In the mold remediation world, because we’re such fun-loving types, we’ve got a recipe for mold remediation called the “HEPA Sandwich”. You’d love it. As mold experts, we establish containment wherever necessary; before a fully suited remediation professional HEPA vacs the affected surface, damp wipes said surface, and then HEPA vacs again.
Somewhere along the way the secret recipe has been getting a sly adjustment.
In fact, the sandwich has fallen apart altogether – more like an open face, now. This new recipe is now “HEPA, HEPA, Damp Wipe”.
A small change, and possibly insignificant. But the goal is the same – we’re trying to remove (not kill) the mold. The HEPA vac is a negative pressure chamber and it removes loose spores from hard surfaces.

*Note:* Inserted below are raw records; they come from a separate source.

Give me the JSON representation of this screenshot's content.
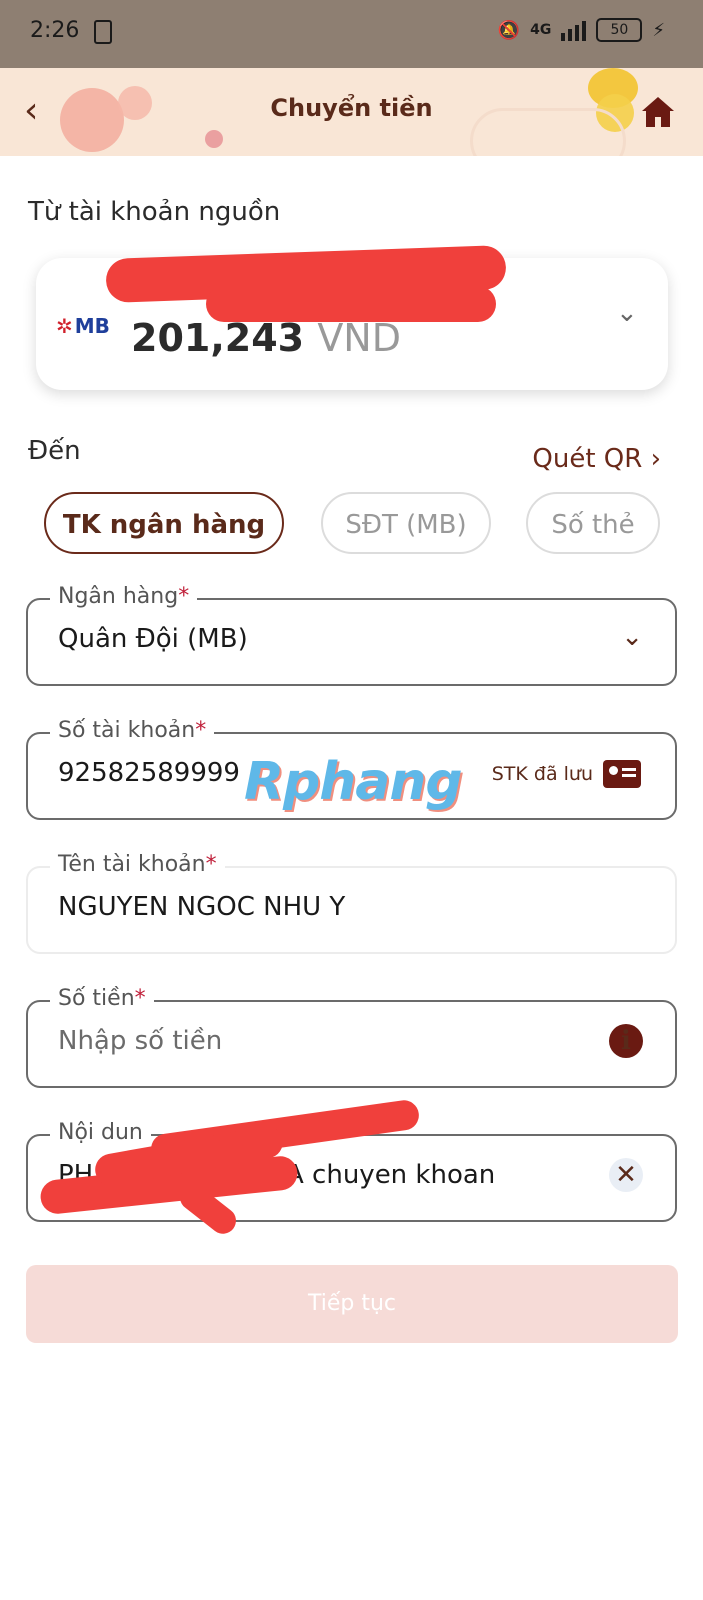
{
  "status_bar": {
    "time": "2:26",
    "network": "4G",
    "battery": "50"
  },
  "header": {
    "title": "Chuyển tiền"
  },
  "source": {
    "section_label": "Từ tài khoản nguồn",
    "bank_logo": "MB",
    "balance": "201,243",
    "currency": "VND"
  },
  "destination": {
    "label": "Đến",
    "qr_link": "Quét QR",
    "tabs": [
      {
        "label": "TK ngân hàng",
        "active": true
      },
      {
        "label": "SĐT (MB)",
        "active": false
      },
      {
        "label": "Số thẻ",
        "active": false
      }
    ]
  },
  "form": {
    "bank": {
      "label": "Ngân hàng",
      "required": "*",
      "value": "Quân Đội (MB)"
    },
    "account_number": {
      "label": "Số tài khoản",
      "required": "*",
      "value": "92582589999",
      "saved_link": "STK đã lưu"
    },
    "account_name": {
      "label": "Tên tài khoản",
      "required": "*",
      "value": "NGUYEN NGOC NHU Y"
    },
    "amount": {
      "label": "Số tiền",
      "required": "*",
      "placeholder": "Nhập số tiền"
    },
    "content": {
      "label": "Nội dun",
      "value_start": "PH",
      "value_end": "A chuyen khoan"
    }
  },
  "watermark": "Rphang",
  "continue_button": "Tiếp tục",
  "colors": {
    "brand": "#5a2a1a",
    "header_bg": "#f9e6d6",
    "redaction": "#f0403c",
    "button_disabled": "#f6dbd7"
  }
}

The damp wipe step removes what else you can get off simply from that hard surface before repeating the steps.
In real life, there’s an abrasion step between the two HEPA steps. As long as the moldy hard surface (mold on lumber, for example) is dry, the IICRC S520 recommends that the surface is sanded or otherwise abraded, before the second HEPA vac, and the final damp wipe to collect residual mold spores.
If you’re ever lucky enough to watch mold under a microscope when a person walks past, you’ll see what appears to be all the mold fly away. Actually, that air movement that was imperceptible to you, was a storm in the mold cup, because these spores are light enough to be carried in the air. Easily moved, and fragile. The roots of mold do not go deep on hard surfaces, so they fly away easily. The HEPA vac step sucks them in before you get too close to be moving them around too much.
While we recommend this as the first step in every mold remediation, the practical knowledge is that this recipe is most effective on hard surfaces. Sadly, mold will embed roots in porous surfaces like drywall and cloth.
When drywall is affected by mold, we remove it 100% of the time. The stud wall behind that drywall may also be affected but would not need to be removed. That hard surface like lumber can have the HEPA, HEPA, Damp Wipe treatment, and may even be sanded or otherwise abraded to physically remove the spores from this substrate.
Those spores then get the HEPA, HEPA, Damp Wipe treatment again, and get sucked or blown into a HEPA filter forever.
All this to get you back to a mold-neutral indoor environment.
Adapted from the book: Yeti’s Eat Mold for Breakfast, first published 2022